MHS Training Corp. consults in a variety of areas, with specialized experience in governmental compliance, expert witness services and gap analysis.
An employer is responsible for providing a workplace free from recognized hazards, as outlined under section five, paragraph A, line one of the OSH act of 1970. A violation of this statute is often referenced as a “5A1 violation.”
Non-compliance can be extremely costly to the employer and is frequently litigated – in many instances simply because an employer didn’t conduct a competent and documented hazard assessment of their material handling systems. Frequently and unfortunately, this litigation is due to serious injury or death of an employee.
These incidents are not only costly to organizations; they are demoralizing for staff.
Expert Witness Services – Litigation Support
As an industry leader in the fields of forklift, crane and aerial lift safety, MHS Training Corp. CEO, Guy Snowdy, is regularly retained as an SME witness or to provide documentation on cases involving accidents.
While MHS Training Corp. is committed to spending our time helping businesses avoid these problems by properly training equipment operators, we provide much-needed support in cases involving industrial lifting and moving equipment.
With over 30 years of experience writing and conducting thousands of training programs, serving as a Subject Matter Expert (SME) in a myriad of civil and federal litigation cases both for and against OSHA, our organization provides a well-rounded and credible perspective in the assessment of each case.
Our Gap Analysis process allows your organization to determine how to best achieve your safety goals by comparing the current state of your operations with the ideal state of operations.
By highlighting shortcomings and opportunities, of existing operator safety training programs and Standard Operating Procedures (SOP), we provide a roadmap for safety success. Included in the comprehensive report are detailed insights on your current compliance.

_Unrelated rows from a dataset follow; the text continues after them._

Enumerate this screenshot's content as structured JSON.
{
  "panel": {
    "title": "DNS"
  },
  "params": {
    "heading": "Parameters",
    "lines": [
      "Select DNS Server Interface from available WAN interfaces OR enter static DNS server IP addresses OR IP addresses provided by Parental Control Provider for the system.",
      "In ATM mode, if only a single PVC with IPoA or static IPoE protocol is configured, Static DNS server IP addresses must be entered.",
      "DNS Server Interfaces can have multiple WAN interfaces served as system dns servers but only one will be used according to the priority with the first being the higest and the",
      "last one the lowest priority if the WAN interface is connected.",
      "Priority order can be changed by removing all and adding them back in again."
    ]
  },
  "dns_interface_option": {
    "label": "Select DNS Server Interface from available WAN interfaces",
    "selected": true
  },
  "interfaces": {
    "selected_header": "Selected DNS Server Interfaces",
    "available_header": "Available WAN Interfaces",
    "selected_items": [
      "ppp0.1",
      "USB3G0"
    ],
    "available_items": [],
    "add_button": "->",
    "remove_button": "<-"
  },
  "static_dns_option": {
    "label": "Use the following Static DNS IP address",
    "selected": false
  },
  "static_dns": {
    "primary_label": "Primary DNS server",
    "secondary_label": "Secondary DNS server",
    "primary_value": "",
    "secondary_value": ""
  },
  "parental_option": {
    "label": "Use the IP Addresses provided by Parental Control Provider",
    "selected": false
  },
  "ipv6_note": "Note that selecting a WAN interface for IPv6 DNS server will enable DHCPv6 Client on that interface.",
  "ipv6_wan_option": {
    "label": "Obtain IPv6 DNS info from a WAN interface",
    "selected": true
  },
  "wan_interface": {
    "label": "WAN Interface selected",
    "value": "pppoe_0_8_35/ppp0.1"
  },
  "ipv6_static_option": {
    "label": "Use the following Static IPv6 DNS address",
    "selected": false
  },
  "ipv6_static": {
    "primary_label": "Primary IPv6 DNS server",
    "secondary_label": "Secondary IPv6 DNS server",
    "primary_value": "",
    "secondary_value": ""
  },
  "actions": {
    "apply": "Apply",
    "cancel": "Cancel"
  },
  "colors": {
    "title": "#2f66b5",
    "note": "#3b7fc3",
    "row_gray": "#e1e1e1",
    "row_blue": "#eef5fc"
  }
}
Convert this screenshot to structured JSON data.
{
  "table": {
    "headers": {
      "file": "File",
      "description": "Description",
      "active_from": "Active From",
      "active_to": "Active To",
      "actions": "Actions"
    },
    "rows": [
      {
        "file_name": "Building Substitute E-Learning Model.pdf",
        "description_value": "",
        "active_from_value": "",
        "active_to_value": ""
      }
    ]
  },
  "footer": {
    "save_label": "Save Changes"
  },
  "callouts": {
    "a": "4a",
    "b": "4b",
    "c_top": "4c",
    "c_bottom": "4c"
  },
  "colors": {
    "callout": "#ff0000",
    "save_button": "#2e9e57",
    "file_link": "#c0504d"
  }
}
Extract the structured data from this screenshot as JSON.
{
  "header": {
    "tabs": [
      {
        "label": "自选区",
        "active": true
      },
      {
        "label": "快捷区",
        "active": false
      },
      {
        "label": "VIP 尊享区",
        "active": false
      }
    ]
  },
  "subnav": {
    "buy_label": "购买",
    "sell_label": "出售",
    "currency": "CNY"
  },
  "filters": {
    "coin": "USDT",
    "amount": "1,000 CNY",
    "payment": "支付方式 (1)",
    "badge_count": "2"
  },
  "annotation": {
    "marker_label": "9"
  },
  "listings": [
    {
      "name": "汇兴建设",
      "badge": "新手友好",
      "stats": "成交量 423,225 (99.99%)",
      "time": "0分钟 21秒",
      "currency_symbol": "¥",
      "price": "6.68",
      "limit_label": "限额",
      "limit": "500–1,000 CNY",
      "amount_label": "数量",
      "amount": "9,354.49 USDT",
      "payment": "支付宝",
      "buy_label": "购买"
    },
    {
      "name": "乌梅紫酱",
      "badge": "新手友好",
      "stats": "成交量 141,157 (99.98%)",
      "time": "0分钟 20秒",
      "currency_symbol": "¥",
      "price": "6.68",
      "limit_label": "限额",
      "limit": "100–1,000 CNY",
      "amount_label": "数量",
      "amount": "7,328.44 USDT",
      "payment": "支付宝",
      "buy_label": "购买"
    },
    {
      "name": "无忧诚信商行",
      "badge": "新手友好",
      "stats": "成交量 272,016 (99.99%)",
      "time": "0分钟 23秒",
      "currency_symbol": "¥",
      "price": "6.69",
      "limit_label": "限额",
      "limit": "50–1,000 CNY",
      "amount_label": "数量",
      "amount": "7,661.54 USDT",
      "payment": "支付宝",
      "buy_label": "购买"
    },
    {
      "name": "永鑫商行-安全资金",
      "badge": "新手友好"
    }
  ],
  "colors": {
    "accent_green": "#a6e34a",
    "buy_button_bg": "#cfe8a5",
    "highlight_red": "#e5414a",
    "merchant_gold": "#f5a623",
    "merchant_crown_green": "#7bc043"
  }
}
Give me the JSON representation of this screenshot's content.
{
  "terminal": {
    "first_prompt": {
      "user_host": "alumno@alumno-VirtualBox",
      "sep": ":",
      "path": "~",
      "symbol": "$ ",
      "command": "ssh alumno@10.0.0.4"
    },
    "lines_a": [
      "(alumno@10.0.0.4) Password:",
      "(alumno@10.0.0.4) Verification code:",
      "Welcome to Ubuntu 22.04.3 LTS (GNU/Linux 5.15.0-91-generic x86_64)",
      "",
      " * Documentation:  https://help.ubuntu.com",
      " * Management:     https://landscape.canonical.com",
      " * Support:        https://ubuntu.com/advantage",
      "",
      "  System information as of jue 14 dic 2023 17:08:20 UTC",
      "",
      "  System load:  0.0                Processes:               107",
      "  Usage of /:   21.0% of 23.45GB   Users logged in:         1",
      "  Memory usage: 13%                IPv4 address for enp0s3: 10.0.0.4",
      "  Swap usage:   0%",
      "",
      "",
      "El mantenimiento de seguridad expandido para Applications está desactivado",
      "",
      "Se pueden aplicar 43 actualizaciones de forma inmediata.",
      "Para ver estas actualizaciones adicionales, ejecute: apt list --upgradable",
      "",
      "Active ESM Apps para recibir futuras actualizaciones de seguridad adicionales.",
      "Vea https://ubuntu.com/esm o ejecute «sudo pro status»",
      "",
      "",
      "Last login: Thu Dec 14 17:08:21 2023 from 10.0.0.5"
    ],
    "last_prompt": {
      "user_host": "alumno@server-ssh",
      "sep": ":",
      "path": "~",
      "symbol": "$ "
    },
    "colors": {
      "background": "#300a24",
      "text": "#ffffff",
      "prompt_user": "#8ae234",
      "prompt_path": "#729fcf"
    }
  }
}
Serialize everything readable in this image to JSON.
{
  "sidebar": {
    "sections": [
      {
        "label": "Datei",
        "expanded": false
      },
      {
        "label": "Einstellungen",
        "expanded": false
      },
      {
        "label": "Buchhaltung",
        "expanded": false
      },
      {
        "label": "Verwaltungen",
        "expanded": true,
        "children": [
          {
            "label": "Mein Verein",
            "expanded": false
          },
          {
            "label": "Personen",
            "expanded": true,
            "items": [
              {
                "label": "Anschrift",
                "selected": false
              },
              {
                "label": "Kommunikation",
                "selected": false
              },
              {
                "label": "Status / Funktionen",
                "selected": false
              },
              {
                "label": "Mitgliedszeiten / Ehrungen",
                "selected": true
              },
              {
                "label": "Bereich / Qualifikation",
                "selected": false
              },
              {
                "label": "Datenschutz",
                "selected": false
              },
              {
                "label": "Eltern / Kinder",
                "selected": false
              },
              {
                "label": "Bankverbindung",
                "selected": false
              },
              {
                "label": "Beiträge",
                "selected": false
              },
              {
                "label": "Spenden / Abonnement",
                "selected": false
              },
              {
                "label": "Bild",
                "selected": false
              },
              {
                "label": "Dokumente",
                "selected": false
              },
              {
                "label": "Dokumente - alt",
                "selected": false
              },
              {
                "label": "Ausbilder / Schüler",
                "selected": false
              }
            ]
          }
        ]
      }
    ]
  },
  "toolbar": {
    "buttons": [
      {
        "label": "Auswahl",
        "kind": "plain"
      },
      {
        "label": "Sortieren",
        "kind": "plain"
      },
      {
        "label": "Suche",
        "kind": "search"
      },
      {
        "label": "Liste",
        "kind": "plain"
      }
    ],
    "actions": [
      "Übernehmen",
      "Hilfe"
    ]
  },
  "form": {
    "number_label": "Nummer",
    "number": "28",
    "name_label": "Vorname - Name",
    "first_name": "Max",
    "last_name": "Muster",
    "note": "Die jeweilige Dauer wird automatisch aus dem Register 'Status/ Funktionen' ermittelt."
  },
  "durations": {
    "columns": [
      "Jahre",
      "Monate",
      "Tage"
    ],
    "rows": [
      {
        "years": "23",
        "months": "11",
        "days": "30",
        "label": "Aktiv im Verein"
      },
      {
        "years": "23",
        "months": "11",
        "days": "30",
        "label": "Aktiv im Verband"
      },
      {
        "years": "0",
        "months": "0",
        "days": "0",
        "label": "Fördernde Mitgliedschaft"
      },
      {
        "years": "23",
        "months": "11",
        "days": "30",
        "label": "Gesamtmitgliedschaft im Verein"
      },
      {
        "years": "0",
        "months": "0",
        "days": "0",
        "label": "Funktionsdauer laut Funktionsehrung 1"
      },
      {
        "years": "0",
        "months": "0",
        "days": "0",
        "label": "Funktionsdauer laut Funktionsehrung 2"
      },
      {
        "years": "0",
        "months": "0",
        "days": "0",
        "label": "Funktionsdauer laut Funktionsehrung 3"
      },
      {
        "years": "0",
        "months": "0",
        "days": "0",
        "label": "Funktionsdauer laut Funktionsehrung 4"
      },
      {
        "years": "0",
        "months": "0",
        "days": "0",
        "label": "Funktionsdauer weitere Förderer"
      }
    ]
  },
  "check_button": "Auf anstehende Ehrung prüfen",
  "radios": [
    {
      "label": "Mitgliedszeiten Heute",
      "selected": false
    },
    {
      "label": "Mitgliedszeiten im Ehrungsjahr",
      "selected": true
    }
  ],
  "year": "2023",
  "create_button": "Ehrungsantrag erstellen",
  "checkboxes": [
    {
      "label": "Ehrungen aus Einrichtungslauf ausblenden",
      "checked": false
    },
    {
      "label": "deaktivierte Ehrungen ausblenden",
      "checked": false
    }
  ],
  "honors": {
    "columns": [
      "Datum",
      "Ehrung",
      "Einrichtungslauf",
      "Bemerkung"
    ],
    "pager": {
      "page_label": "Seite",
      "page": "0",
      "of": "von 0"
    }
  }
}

The goal is to address gaps and improve safety and reduce damages and injuries.
It is sad but true that training programs after an accident occurs, regularly come under scrutiny from OSHA and trial attorneys. In many cases, the first time that an employer reviews their training program is after the fact.